To place the problem of condition monitoring in structures into an overall perspective and to highlight the growing need for guided wave condition monitoring strategies, it is important to note that the past decade of theoretical and applied experience in structural health monitoring has yielded two overarching conclusions. First, from a theoretical perspective, it has become accepted that transducer design must focus on distributed, localized measurements at critical members and attachment points. This is because of the low sensitivity of global measurements, such as mode shapes and natural frequencies, to degradation of any kind. Secondly, extensive experience from applied research and demonstration projects has indicated that a successful transducer must incorporate all following requirements: low unit cost, easy installation and wide applicability; high sensitivity and high S/N ratios; low power consumption; capability for wireless operation or remote interrogation; and long-term durability
Transducers for condition monitoring of structures based on guided wave interrogation principles, such as Rayleigh-Lamb wave transducers, address in principle both sets of concerns. However, transducers based on conventional piezoceramics do not meet all the necessary requirements. To address this need, it is proposed to develop an interdigitated Rayleigh-Lamb wave transducer based on polyvinyldine fluoride (PVDF) piezoelectric polymer films. The successful demonstration of such a transducer will combine the attractive approaches of ultrasonic guided wave testing and the highly evolved capabilities of interdigitated electrodes (IDEs) developed for RF SAW devices or high field, high force pizeoceramic actuators, with the highly desirable properties of PVDF films for structural monitoring.
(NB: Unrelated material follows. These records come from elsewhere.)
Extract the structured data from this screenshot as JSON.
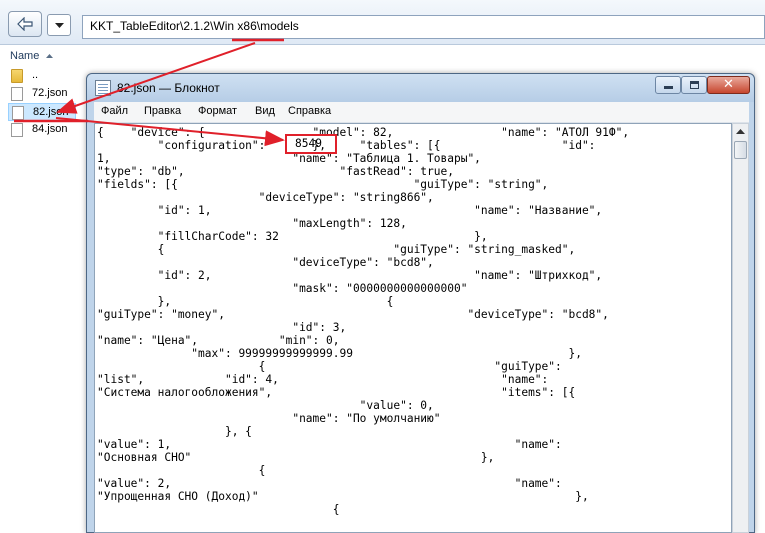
{
  "explorer": {
    "address_path": "KKT_TableEditor\\2.1.2\\Win x86\\models",
    "column_name": "Name",
    "files": [
      {
        "name": "..",
        "type": "folder",
        "selected": false
      },
      {
        "name": "72.json",
        "type": "file",
        "selected": false
      },
      {
        "name": "82.json",
        "type": "file",
        "selected": true
      },
      {
        "name": "84.json",
        "type": "file",
        "selected": false
      }
    ]
  },
  "notepad": {
    "title": "82.json — Блокнот",
    "menu": [
      "Файл",
      "Правка",
      "Формат",
      "Вид",
      "Справка"
    ],
    "close_glyph": "✕",
    "content": "{    \"device\": {                \"model\": 82,                \"name\": \"АТОЛ 91Ф\",\n         \"configuration\":       },     \"tables\": [{                  \"id\":\n1,                           \"name\": \"Таблица 1. Товары\",\n\"type\": \"db\",                       \"fastRead\": true,\n\"fields\": [{                                   \"guiType\": \"string\",\n                        \"deviceType\": \"string866\",\n         \"id\": 1,                                       \"name\": \"Название\",\n                             \"maxLength\": 128,\n         \"fillCharCode\": 32                             },\n         {                                  \"guiType\": \"string_masked\",\n                             \"deviceType\": \"bcd8\",\n         \"id\": 2,                                       \"name\": \"Штрихкод\",\n                             \"mask\": \"0000000000000000\"\n         },                                {\n\"guiType\": \"money\",                                    \"deviceType\": \"bcd8\",\n                             \"id\": 3,\n\"name\": \"Цена\",            \"min\": 0,\n              \"max\": 99999999999999.99                                },\n                        {                                  \"guiType\":\n\"list\",            \"id\": 4,                                 \"name\":\n\"Система налогообложения\",                                  \"items\": [{\n                                       \"value\": 0,\n                             \"name\": \"По умолчанию\"\n                   }, {\n\"value\": 1,                                                   \"name\":\n\"Основная СНО\"                                           },\n                        {\n\"value\": 2,                                                   \"name\":\n\"Упрощенная СНО (Доход)\"                                               },\n                                   {",
    "highlighted_value": "8549"
  },
  "annotation_color": "#e0202a"
}
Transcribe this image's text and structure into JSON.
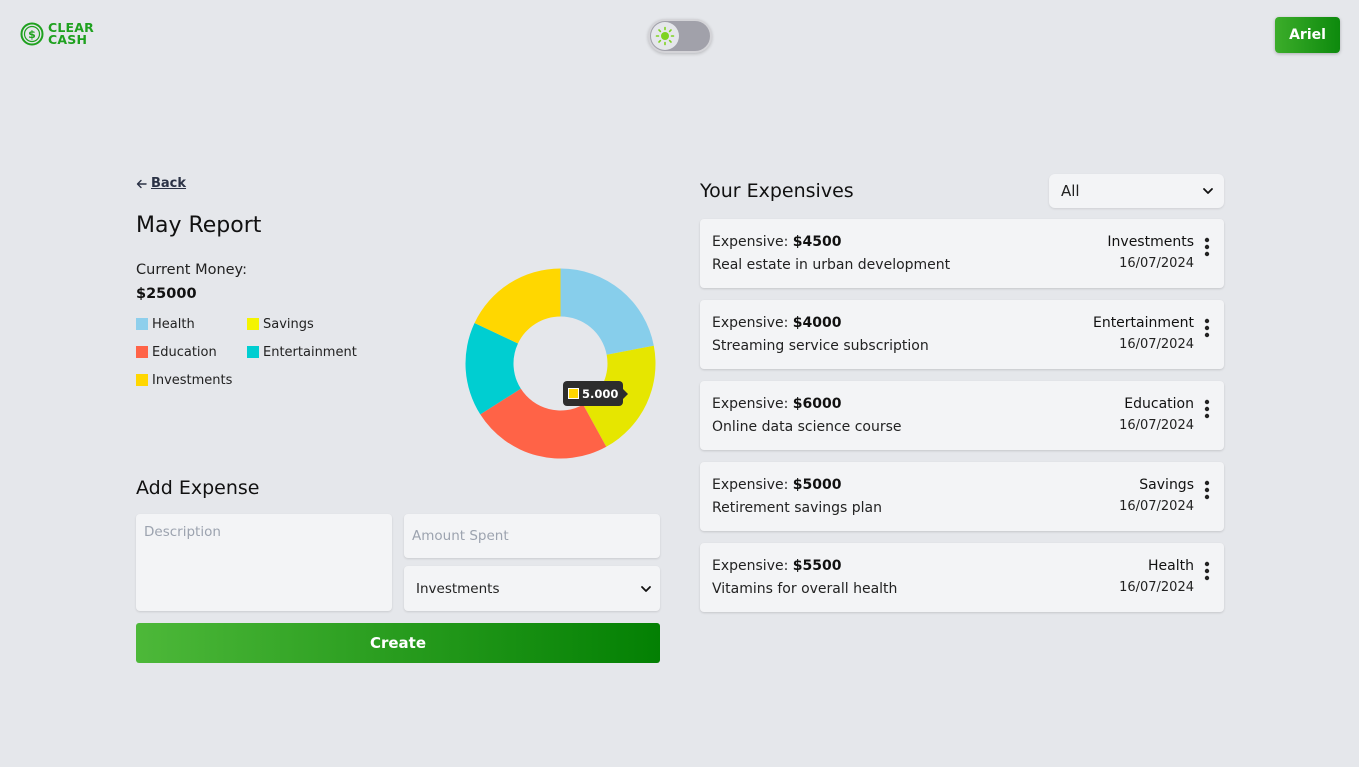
{
  "header": {
    "logo_line1": "CLEAR",
    "logo_line2": "CASH",
    "user_label": "Ariel"
  },
  "report": {
    "back_label": "Back",
    "title": "May Report",
    "current_money_label": "Current Money:",
    "current_money_value": "$25000"
  },
  "legend": [
    {
      "label": "Health",
      "color": "#8ecfec"
    },
    {
      "label": "Savings",
      "color": "#f4f400"
    },
    {
      "label": "Education",
      "color": "#ff6347"
    },
    {
      "label": "Entertainment",
      "color": "#00ced1"
    },
    {
      "label": "Investments",
      "color": "#ffd700"
    }
  ],
  "chart_data": {
    "type": "pie",
    "categories": [
      "Health",
      "Savings",
      "Education",
      "Entertainment",
      "Investments"
    ],
    "values": [
      5500,
      5000,
      6000,
      4000,
      4500
    ],
    "colors": [
      "#87ceeb",
      "#e6e600",
      "#ff6347",
      "#00ced1",
      "#ffd700"
    ],
    "tooltip": "5.000"
  },
  "add_expense": {
    "title": "Add Expense",
    "description_placeholder": "Description",
    "amount_placeholder": "Amount Spent",
    "category_selected": "Investments",
    "create_label": "Create"
  },
  "expenses": {
    "title": "Your Expensives",
    "filter_selected": "All",
    "amount_prefix": "Expensive: ",
    "items": [
      {
        "amount": "$4500",
        "description": "Real estate in urban development",
        "category": "Investments",
        "date": "16/07/2024"
      },
      {
        "amount": "$4000",
        "description": "Streaming service subscription",
        "category": "Entertainment",
        "date": "16/07/2024"
      },
      {
        "amount": "$6000",
        "description": "Online data science course",
        "category": "Education",
        "date": "16/07/2024"
      },
      {
        "amount": "$5000",
        "description": "Retirement savings plan",
        "category": "Savings",
        "date": "16/07/2024"
      },
      {
        "amount": "$5500",
        "description": "Vitamins for overall health",
        "category": "Health",
        "date": "16/07/2024"
      }
    ]
  }
}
This will significantly enlarge the choice of piezoelectric materials available for maintaining the performance of the nation's infrastructure components.